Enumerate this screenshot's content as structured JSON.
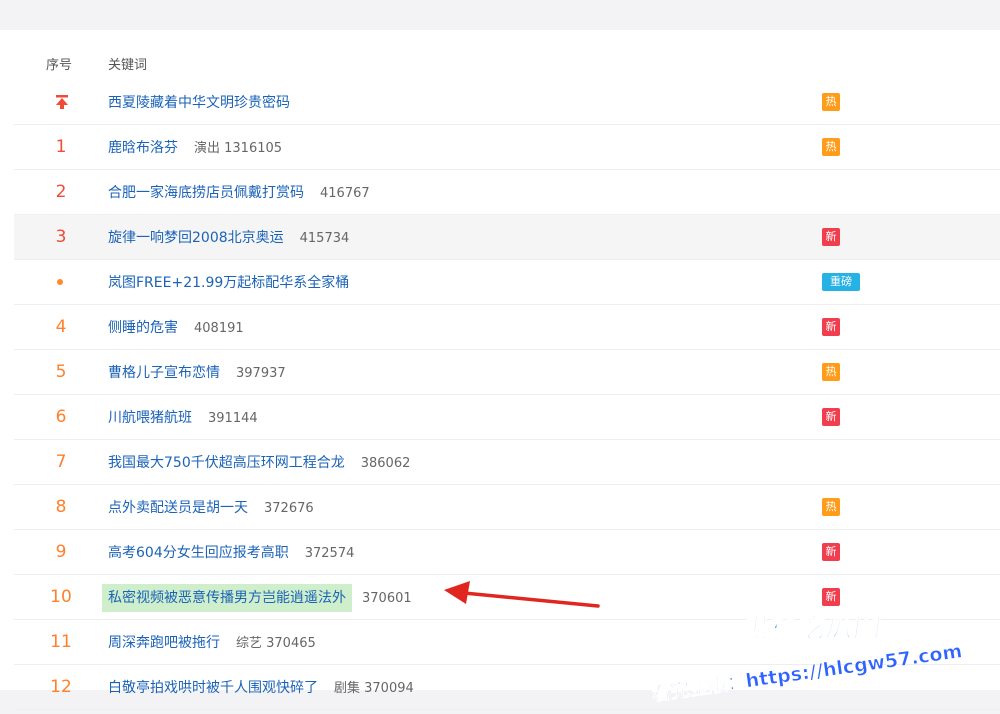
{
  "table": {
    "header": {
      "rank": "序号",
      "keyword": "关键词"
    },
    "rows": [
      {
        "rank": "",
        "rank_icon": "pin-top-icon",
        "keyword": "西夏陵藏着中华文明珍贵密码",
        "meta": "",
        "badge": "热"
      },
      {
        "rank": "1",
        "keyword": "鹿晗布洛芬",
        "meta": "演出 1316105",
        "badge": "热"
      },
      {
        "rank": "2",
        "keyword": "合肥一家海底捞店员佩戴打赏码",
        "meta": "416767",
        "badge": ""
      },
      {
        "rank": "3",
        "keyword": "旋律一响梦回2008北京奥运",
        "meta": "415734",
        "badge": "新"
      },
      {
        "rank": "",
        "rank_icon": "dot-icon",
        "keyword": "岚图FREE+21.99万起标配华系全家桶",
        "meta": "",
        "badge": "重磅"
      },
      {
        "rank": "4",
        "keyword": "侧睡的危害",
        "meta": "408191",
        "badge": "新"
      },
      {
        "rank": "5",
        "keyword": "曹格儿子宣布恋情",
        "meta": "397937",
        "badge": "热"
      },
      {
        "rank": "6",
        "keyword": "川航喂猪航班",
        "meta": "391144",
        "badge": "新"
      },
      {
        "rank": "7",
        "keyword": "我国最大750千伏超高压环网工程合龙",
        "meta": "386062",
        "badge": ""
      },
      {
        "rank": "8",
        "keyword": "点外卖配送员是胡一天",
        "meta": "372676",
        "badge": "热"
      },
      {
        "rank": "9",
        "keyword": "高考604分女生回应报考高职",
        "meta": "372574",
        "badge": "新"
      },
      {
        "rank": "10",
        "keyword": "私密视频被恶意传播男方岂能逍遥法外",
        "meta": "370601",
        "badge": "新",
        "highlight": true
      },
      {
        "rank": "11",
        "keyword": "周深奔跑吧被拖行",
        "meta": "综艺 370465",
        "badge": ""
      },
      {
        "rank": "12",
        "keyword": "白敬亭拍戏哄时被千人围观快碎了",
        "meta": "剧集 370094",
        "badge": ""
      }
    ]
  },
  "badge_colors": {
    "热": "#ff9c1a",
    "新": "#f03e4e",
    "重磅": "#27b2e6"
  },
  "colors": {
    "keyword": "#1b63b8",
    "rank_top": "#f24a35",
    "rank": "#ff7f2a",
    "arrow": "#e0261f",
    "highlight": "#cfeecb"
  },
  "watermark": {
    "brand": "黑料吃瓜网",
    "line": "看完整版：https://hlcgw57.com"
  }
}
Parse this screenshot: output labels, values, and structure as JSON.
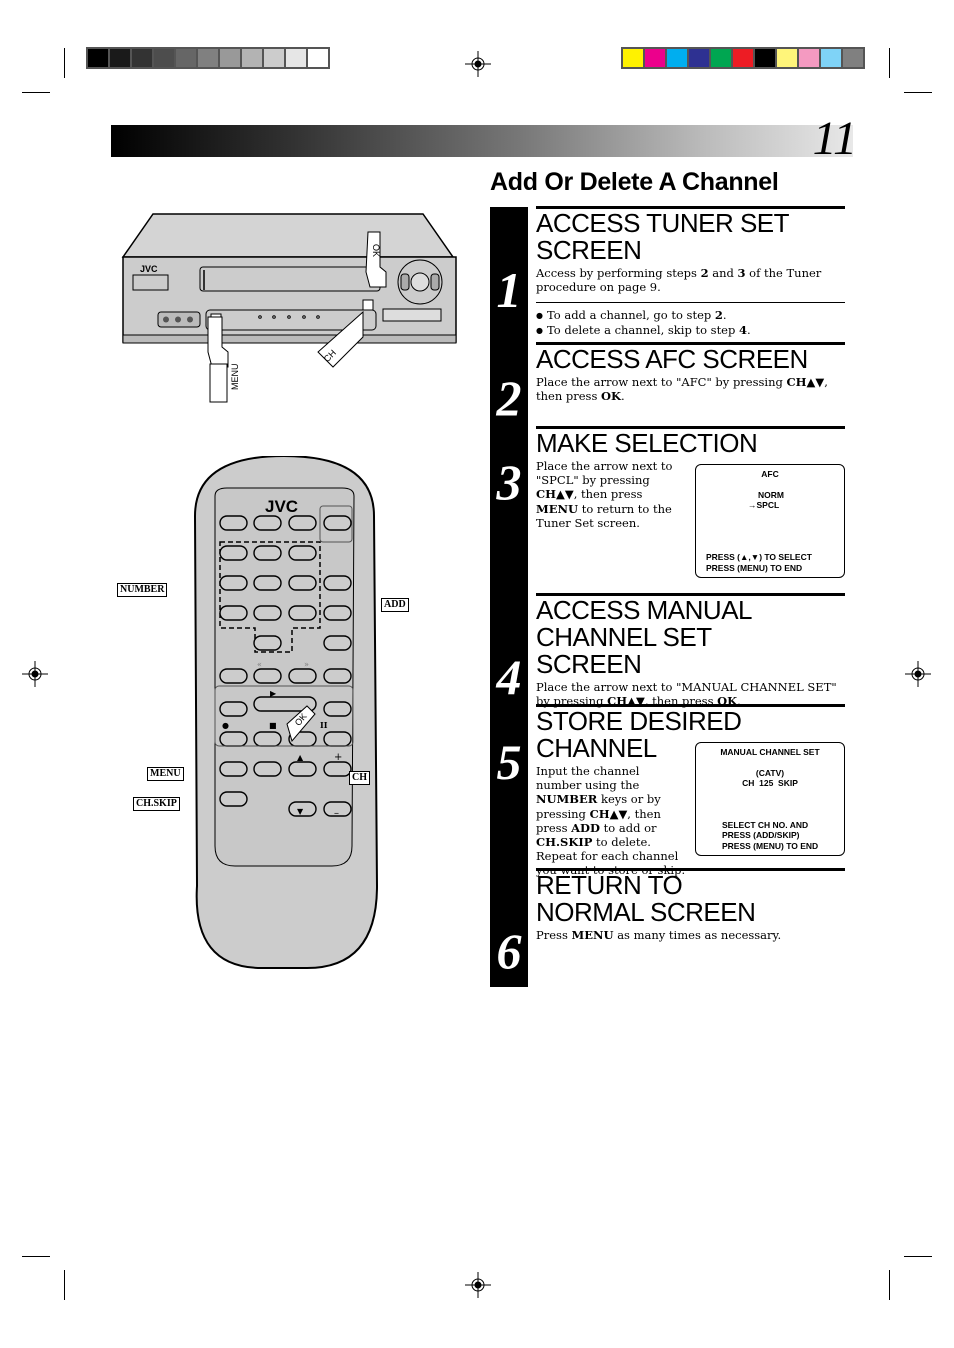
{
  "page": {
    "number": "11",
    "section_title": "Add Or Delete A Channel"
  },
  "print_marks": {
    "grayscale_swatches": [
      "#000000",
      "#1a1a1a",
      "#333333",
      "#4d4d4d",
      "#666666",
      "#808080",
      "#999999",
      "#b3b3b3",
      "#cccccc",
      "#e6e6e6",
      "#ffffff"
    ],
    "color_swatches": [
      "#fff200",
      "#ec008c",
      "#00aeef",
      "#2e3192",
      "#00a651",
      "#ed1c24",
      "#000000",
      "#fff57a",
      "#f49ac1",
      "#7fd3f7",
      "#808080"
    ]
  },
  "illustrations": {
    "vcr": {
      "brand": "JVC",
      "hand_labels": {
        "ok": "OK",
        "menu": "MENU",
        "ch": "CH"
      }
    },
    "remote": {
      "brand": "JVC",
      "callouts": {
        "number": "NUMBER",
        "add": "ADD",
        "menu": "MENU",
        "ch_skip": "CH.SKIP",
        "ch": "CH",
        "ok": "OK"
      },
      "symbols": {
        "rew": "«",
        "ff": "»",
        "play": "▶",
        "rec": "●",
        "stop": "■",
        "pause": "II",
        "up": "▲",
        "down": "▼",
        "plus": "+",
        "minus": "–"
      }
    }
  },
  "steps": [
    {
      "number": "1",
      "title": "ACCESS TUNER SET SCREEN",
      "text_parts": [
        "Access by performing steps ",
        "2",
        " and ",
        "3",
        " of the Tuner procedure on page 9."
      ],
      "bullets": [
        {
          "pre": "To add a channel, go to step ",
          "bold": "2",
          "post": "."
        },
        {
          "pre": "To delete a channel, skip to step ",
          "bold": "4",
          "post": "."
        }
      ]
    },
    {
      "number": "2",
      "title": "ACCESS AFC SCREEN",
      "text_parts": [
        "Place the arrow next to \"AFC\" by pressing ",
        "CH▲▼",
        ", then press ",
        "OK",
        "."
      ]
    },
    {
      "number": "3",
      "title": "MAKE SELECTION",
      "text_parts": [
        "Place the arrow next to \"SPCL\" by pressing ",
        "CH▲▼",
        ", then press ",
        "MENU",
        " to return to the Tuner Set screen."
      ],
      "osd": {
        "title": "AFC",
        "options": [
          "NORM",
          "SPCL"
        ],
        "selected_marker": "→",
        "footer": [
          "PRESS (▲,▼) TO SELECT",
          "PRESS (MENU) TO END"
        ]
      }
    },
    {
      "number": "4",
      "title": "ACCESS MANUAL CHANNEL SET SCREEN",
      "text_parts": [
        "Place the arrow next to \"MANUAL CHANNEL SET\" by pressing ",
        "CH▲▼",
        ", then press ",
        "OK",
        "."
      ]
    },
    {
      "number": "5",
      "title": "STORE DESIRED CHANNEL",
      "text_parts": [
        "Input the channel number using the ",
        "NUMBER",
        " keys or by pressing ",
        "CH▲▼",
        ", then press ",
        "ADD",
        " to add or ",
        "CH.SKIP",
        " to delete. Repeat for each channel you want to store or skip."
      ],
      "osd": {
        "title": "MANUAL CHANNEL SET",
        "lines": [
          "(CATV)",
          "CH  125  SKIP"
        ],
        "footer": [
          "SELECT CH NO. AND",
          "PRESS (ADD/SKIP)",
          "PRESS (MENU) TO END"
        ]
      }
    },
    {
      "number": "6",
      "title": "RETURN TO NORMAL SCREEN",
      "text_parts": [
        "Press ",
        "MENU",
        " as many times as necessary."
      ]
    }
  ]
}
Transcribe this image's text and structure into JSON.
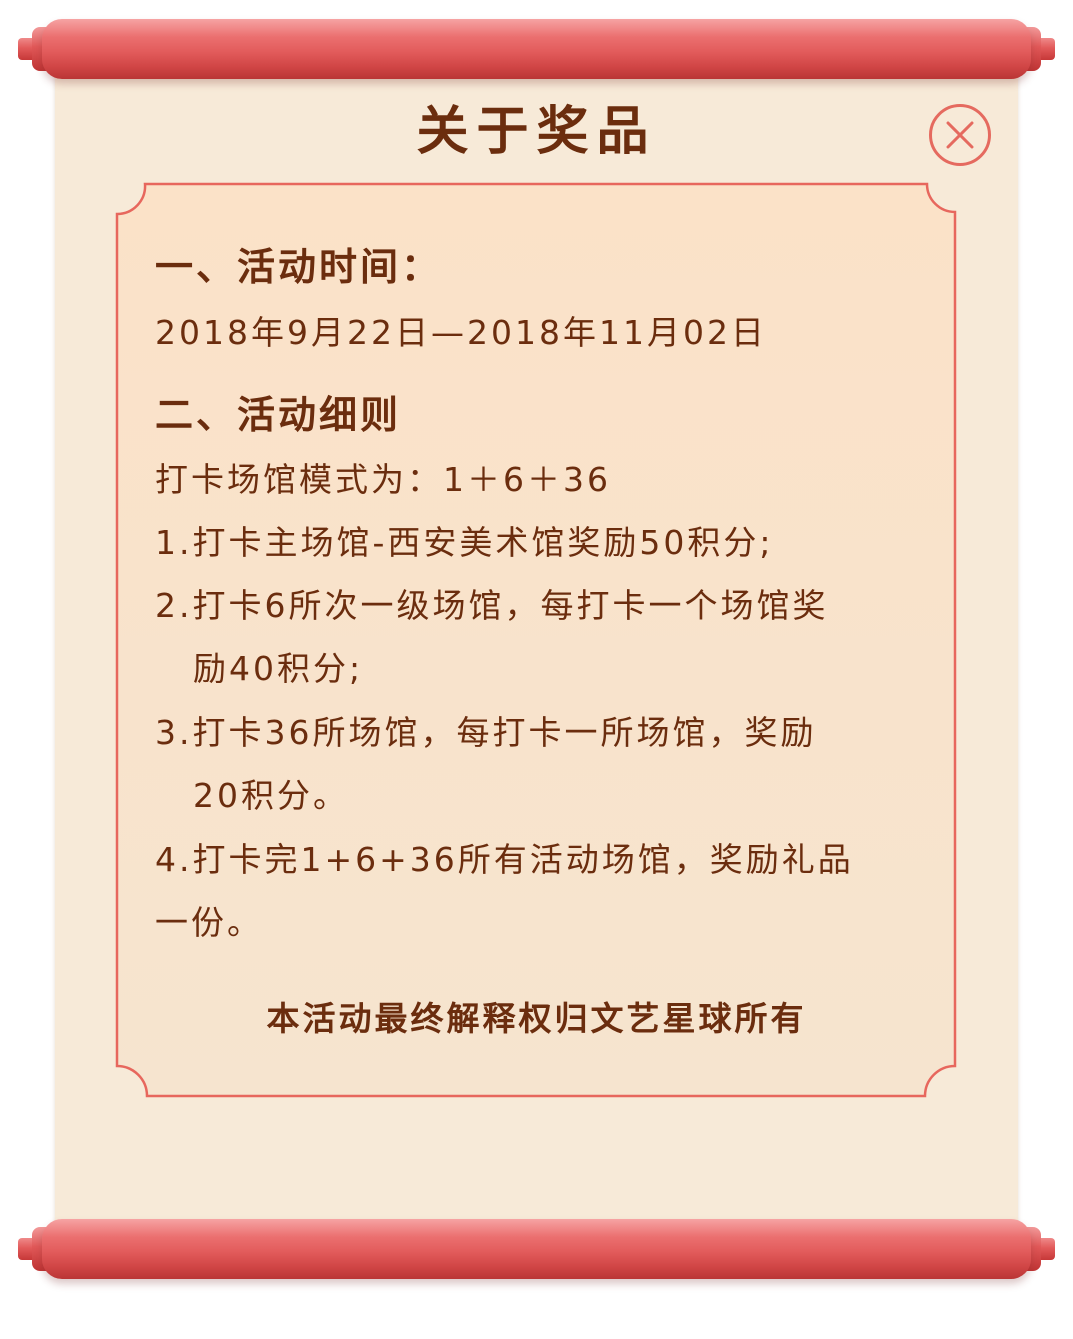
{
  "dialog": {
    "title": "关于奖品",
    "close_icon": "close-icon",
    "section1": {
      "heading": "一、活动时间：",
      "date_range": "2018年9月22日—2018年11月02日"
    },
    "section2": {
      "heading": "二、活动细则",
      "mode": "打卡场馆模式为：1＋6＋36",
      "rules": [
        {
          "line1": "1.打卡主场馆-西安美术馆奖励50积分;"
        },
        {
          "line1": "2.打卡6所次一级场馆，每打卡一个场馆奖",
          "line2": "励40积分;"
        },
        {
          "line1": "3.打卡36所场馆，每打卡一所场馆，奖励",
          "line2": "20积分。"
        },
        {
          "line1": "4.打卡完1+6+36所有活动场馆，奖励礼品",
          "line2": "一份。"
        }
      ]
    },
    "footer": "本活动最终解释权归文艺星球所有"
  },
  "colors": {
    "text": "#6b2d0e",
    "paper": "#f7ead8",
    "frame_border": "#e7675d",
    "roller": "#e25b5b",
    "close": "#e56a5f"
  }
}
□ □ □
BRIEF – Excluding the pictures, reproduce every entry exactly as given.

REPLY –
Enumerate this screenshot's content as structured JSON.
{
  "table": {
    "header": {
      "rank": "序号",
      "keyword": "关键词"
    },
    "rows": [
      {
        "rank": "",
        "rank_icon": "pin-top-icon",
        "keyword": "西夏陵藏着中华文明珍贵密码",
        "meta": "",
        "badge": "热"
      },
      {
        "rank": "1",
        "keyword": "鹿晗布洛芬",
        "meta": "演出 1316105",
        "badge": "热"
      },
      {
        "rank": "2",
        "keyword": "合肥一家海底捞店员佩戴打赏码",
        "meta": "416767",
        "badge": ""
      },
      {
        "rank": "3",
        "keyword": "旋律一响梦回2008北京奥运",
        "meta": "415734",
        "badge": "新"
      },
      {
        "rank": "",
        "rank_icon": "dot-icon",
        "keyword": "岚图FREE+21.99万起标配华系全家桶",
        "meta": "",
        "badge": "重磅"
      },
      {
        "rank": "4",
        "keyword": "侧睡的危害",
        "meta": "408191",
        "badge": "新"
      },
      {
        "rank": "5",
        "keyword": "曹格儿子宣布恋情",
        "meta": "397937",
        "badge": "热"
      },
      {
        "rank": "6",
        "keyword": "川航喂猪航班",
        "meta": "391144",
        "badge": "新"
      },
      {
        "rank": "7",
        "keyword": "我国最大750千伏超高压环网工程合龙",
        "meta": "386062",
        "badge": ""
      },
      {
        "rank": "8",
        "keyword": "点外卖配送员是胡一天",
        "meta": "372676",
        "badge": "热"
      },
      {
        "rank": "9",
        "keyword": "高考604分女生回应报考高职",
        "meta": "372574",
        "badge": "新"
      },
      {
        "rank": "10",
        "keyword": "私密视频被恶意传播男方岂能逍遥法外",
        "meta": "370601",
        "badge": "新",
        "highlight": true
      },
      {
        "rank": "11",
        "keyword": "周深奔跑吧被拖行",
        "meta": "综艺 370465",
        "badge": ""
      },
      {
        "rank": "12",
        "keyword": "白敬亭拍戏哄时被千人围观快碎了",
        "meta": "剧集 370094",
        "badge": ""
      }
    ]
  },
  "badge_colors": {
    "热": "#ff9c1a",
    "新": "#f03e4e",
    "重磅": "#27b2e6"
  },
  "colors": {
    "keyword": "#1b63b8",
    "rank_top": "#f24a35",
    "rank": "#ff7f2a",
    "arrow": "#e0261f",
    "highlight": "#cfeecb"
  },
  "watermark": {
    "brand": "黑料吃瓜网",
    "line": "看完整版：https://hlcgw57.com"
  }
}
Parse this screenshot: output labels, values, and structure as JSON.
{
  "page": {
    "number": "11",
    "section_title": "Add Or Delete A Channel"
  },
  "print_marks": {
    "grayscale_swatches": [
      "#000000",
      "#1a1a1a",
      "#333333",
      "#4d4d4d",
      "#666666",
      "#808080",
      "#999999",
      "#b3b3b3",
      "#cccccc",
      "#e6e6e6",
      "#ffffff"
    ],
    "color_swatches": [
      "#fff200",
      "#ec008c",
      "#00aeef",
      "#2e3192",
      "#00a651",
      "#ed1c24",
      "#000000",
      "#fff57a",
      "#f49ac1",
      "#7fd3f7",
      "#808080"
    ]
  },
  "illustrations": {
    "vcr": {
      "brand": "JVC",
      "hand_labels": {
        "ok": "OK",
        "menu": "MENU",
        "ch": "CH"
      }
    },
    "remote": {
      "brand": "JVC",
      "callouts": {
        "number": "NUMBER",
        "add": "ADD",
        "menu": "MENU",
        "ch_skip": "CH.SKIP",
        "ch": "CH",
        "ok": "OK"
      },
      "symbols": {
        "rew": "«",
        "ff": "»",
        "play": "▶",
        "rec": "●",
        "stop": "■",
        "pause": "II",
        "up": "▲",
        "down": "▼",
        "plus": "+",
        "minus": "–"
      }
    }
  },
  "steps": [
    {
      "number": "1",
      "title": "ACCESS TUNER SET SCREEN",
      "text_parts": [
        "Access by performing steps ",
        "2",
        " and ",
        "3",
        " of the Tuner procedure on page 9."
      ],
      "bullets": [
        {
          "pre": "To add a channel, go to step ",
          "bold": "2",
          "post": "."
        },
        {
          "pre": "To delete a channel, skip to step ",
          "bold": "4",
          "post": "."
        }
      ]
    },
    {
      "number": "2",
      "title": "ACCESS AFC SCREEN",
      "text_parts": [
        "Place the arrow next to \"AFC\" by pressing ",
        "CH▲▼",
        ", then press ",
        "OK",
        "."
      ]
    },
    {
      "number": "3",
      "title": "MAKE SELECTION",
      "text_parts": [
        "Place the arrow next to \"SPCL\" by pressing ",
        "CH▲▼",
        ", then press ",
        "MENU",
        " to return to the Tuner Set screen."
      ],
      "osd": {
        "title": "AFC",
        "options": [
          "NORM",
          "SPCL"
        ],
        "selected_marker": "→",
        "footer": [
          "PRESS (▲,▼) TO SELECT",
          "PRESS (MENU) TO END"
        ]
      }
    },
    {
      "number": "4",
      "title": "ACCESS MANUAL CHANNEL SET SCREEN",
      "text_parts": [
        "Place the arrow next to \"MANUAL CHANNEL SET\" by pressing ",
        "CH▲▼",
        ", then press ",
        "OK",
        "."
      ]
    },
    {
      "number": "5",
      "title": "STORE DESIRED CHANNEL",
      "text_parts": [
        "Input the channel number using the ",
        "NUMBER",
        " keys or by pressing ",
        "CH▲▼",
        ", then press ",
        "ADD",
        " to add or ",
        "CH.SKIP",
        " to delete. Repeat for each channel you want to store or skip."
      ],
      "osd": {
        "title": "MANUAL CHANNEL SET",
        "lines": [
          "(CATV)",
          "CH  125  SKIP"
        ],
        "footer": [
          "SELECT CH NO. AND",
          "PRESS (ADD/SKIP)",
          "PRESS (MENU) TO END"
        ]
      }
    },
    {
      "number": "6",
      "title": "RETURN TO NORMAL SCREEN",
      "text_parts": [
        "Press ",
        "MENU",
        " as many times as necessary."
      ]
    }
  ]
}
Transcribe this image's text and structure into JSON.
{
  "dialog": {
    "title": "关于奖品",
    "close_icon": "close-icon",
    "section1": {
      "heading": "一、活动时间：",
      "date_range": "2018年9月22日—2018年11月02日"
    },
    "section2": {
      "heading": "二、活动细则",
      "mode": "打卡场馆模式为：1＋6＋36",
      "rules": [
        {
          "line1": "1.打卡主场馆-西安美术馆奖励50积分;"
        },
        {
          "line1": "2.打卡6所次一级场馆，每打卡一个场馆奖",
          "line2": "励40积分;"
        },
        {
          "line1": "3.打卡36所场馆，每打卡一所场馆，奖励",
          "line2": "20积分。"
        },
        {
          "line1": "4.打卡完1+6+36所有活动场馆，奖励礼品",
          "line2": "一份。"
        }
      ]
    },
    "footer": "本活动最终解释权归文艺星球所有"
  },
  "colors": {
    "text": "#6b2d0e",
    "paper": "#f7ead8",
    "frame_border": "#e7675d",
    "roller": "#e25b5b",
    "close": "#e56a5f"
  }
}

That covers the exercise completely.